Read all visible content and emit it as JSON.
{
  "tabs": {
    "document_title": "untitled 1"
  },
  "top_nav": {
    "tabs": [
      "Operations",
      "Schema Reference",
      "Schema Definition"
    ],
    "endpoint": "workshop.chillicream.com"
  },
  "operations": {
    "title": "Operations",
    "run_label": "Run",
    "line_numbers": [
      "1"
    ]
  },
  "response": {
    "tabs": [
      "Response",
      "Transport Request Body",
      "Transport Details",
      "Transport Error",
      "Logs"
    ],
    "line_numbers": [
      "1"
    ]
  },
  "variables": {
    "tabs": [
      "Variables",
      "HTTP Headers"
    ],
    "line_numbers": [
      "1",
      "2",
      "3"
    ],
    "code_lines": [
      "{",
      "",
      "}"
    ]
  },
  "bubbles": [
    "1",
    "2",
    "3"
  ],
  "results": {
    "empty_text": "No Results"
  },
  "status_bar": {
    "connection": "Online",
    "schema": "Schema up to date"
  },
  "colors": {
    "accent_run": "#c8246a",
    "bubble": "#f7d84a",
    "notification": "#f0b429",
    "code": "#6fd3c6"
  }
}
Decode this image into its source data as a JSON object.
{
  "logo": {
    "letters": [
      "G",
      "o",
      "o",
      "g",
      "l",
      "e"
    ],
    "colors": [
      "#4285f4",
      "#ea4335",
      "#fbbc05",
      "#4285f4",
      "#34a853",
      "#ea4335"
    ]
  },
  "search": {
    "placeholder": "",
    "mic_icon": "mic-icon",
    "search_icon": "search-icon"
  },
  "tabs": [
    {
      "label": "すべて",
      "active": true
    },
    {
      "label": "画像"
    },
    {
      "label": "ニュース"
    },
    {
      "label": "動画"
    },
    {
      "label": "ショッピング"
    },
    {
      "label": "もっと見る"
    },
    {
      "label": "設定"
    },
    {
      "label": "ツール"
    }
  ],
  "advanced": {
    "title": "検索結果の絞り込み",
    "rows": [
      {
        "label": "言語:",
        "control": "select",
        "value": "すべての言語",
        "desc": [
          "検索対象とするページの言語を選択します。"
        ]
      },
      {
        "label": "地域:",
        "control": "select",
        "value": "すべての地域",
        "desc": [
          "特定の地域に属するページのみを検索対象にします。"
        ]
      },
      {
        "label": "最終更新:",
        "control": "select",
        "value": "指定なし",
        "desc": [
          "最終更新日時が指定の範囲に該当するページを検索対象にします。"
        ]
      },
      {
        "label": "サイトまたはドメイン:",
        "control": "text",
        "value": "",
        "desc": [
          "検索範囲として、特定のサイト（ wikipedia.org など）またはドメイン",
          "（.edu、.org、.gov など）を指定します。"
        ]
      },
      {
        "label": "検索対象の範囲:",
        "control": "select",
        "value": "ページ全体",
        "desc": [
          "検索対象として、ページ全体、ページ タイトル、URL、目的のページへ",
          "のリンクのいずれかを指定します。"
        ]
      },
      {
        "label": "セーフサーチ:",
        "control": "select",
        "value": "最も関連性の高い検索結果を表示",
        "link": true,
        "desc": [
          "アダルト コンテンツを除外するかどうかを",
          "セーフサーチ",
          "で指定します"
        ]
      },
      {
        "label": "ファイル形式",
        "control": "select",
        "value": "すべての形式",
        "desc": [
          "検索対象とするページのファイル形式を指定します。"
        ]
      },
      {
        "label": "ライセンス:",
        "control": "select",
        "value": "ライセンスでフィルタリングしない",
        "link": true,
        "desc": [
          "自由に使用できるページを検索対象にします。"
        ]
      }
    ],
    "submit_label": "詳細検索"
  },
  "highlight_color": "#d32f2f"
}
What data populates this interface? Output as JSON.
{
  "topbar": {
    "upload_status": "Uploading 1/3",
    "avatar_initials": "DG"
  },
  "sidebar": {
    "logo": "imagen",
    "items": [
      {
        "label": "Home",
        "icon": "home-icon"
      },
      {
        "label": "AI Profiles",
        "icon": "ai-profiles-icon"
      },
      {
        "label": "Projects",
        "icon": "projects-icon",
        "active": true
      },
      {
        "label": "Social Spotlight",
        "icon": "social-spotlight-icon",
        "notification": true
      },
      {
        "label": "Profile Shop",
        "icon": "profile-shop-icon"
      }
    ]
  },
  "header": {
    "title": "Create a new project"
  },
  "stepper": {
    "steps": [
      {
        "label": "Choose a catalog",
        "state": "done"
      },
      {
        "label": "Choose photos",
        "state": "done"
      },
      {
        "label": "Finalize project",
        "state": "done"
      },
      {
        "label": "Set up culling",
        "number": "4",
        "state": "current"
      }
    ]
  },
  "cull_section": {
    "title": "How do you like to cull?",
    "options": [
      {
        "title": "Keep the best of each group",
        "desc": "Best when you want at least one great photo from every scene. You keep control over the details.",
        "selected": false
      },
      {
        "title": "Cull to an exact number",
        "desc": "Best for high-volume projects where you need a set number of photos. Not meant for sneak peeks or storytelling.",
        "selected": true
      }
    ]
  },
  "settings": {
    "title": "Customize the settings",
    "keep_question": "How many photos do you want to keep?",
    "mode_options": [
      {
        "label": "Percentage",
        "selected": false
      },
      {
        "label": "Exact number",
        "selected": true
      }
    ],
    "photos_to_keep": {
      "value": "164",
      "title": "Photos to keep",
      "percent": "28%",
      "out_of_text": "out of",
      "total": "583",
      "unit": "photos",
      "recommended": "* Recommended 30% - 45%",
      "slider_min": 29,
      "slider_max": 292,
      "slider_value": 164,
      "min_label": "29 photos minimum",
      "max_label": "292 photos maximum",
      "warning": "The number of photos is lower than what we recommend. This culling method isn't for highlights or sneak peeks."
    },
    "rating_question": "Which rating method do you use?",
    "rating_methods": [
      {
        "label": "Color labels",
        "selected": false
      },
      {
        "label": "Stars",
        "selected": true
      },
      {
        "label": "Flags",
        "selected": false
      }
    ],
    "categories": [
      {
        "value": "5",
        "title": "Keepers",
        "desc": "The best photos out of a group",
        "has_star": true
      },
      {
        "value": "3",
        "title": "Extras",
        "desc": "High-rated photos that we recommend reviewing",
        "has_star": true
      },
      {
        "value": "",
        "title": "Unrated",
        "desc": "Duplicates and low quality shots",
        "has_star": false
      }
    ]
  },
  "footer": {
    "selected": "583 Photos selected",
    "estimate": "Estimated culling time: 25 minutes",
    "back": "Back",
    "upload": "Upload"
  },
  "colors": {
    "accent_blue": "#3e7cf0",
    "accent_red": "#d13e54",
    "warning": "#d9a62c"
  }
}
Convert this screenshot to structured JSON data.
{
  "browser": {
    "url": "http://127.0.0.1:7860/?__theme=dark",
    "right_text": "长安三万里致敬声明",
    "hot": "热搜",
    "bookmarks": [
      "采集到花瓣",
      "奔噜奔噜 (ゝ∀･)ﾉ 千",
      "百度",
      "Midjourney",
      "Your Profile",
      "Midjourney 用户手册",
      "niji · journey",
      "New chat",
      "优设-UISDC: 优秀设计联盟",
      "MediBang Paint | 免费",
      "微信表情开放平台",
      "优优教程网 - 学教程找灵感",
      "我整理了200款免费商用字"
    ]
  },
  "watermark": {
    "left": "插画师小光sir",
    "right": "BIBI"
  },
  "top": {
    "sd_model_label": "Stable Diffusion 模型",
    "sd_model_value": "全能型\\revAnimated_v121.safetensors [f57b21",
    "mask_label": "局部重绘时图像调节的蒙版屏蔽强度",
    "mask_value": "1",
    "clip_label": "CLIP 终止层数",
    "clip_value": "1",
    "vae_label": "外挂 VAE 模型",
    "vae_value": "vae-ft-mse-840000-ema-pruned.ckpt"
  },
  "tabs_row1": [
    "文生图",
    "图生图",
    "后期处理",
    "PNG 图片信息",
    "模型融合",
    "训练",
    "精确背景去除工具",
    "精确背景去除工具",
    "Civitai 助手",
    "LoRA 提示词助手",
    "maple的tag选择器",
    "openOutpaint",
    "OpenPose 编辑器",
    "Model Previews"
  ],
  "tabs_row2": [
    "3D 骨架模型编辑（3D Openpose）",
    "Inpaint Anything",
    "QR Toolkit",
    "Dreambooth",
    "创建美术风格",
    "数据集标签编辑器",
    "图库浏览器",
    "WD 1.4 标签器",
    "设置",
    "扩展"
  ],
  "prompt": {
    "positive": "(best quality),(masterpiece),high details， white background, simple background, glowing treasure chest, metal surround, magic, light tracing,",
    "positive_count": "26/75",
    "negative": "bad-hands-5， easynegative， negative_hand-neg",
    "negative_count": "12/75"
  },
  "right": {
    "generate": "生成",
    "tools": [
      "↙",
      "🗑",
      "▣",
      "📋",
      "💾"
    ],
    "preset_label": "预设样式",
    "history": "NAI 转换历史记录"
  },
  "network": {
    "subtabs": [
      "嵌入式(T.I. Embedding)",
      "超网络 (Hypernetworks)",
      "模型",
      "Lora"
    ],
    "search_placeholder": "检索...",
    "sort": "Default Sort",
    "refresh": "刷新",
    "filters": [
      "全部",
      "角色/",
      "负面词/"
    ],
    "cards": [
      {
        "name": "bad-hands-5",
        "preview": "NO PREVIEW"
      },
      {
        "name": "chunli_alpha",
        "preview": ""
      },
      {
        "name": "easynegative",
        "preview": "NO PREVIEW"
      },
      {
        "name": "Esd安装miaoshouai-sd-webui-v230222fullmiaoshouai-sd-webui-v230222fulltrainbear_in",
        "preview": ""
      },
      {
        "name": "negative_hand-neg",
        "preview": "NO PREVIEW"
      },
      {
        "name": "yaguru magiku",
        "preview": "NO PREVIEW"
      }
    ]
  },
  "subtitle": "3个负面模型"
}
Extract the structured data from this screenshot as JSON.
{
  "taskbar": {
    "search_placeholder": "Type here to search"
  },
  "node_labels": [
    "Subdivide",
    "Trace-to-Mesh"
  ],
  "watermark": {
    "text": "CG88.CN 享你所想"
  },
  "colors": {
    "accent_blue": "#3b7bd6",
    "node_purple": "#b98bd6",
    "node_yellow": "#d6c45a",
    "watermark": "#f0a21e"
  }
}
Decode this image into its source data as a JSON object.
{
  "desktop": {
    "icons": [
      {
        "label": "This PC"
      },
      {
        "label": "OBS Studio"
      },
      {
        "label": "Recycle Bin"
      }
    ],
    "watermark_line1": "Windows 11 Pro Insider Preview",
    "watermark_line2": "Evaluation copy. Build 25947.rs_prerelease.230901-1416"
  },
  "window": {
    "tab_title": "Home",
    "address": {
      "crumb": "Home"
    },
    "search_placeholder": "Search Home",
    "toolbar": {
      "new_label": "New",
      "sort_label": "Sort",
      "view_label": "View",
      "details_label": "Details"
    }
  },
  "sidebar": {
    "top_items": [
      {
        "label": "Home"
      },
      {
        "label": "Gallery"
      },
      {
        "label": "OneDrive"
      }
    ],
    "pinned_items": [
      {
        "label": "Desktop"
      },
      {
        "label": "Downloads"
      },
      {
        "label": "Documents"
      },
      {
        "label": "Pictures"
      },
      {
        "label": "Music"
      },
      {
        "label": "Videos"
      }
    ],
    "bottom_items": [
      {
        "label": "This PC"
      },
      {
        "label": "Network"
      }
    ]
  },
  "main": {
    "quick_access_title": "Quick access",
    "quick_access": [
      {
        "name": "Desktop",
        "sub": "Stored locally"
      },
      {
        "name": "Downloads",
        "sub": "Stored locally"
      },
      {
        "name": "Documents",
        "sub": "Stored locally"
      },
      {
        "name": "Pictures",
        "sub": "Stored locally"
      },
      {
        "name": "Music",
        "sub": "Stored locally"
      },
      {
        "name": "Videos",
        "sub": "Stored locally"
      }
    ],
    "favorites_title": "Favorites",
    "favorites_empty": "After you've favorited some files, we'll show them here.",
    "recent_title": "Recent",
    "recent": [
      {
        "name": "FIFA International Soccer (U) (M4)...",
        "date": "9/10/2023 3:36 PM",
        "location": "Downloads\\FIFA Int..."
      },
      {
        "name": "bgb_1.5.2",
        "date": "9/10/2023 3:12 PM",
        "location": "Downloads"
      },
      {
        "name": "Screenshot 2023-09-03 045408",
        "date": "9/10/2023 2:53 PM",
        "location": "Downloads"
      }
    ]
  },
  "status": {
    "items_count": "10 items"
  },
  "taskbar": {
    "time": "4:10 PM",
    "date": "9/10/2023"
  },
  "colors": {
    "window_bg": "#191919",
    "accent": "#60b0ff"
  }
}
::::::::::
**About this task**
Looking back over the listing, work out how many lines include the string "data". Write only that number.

**Answer to the exercise**
5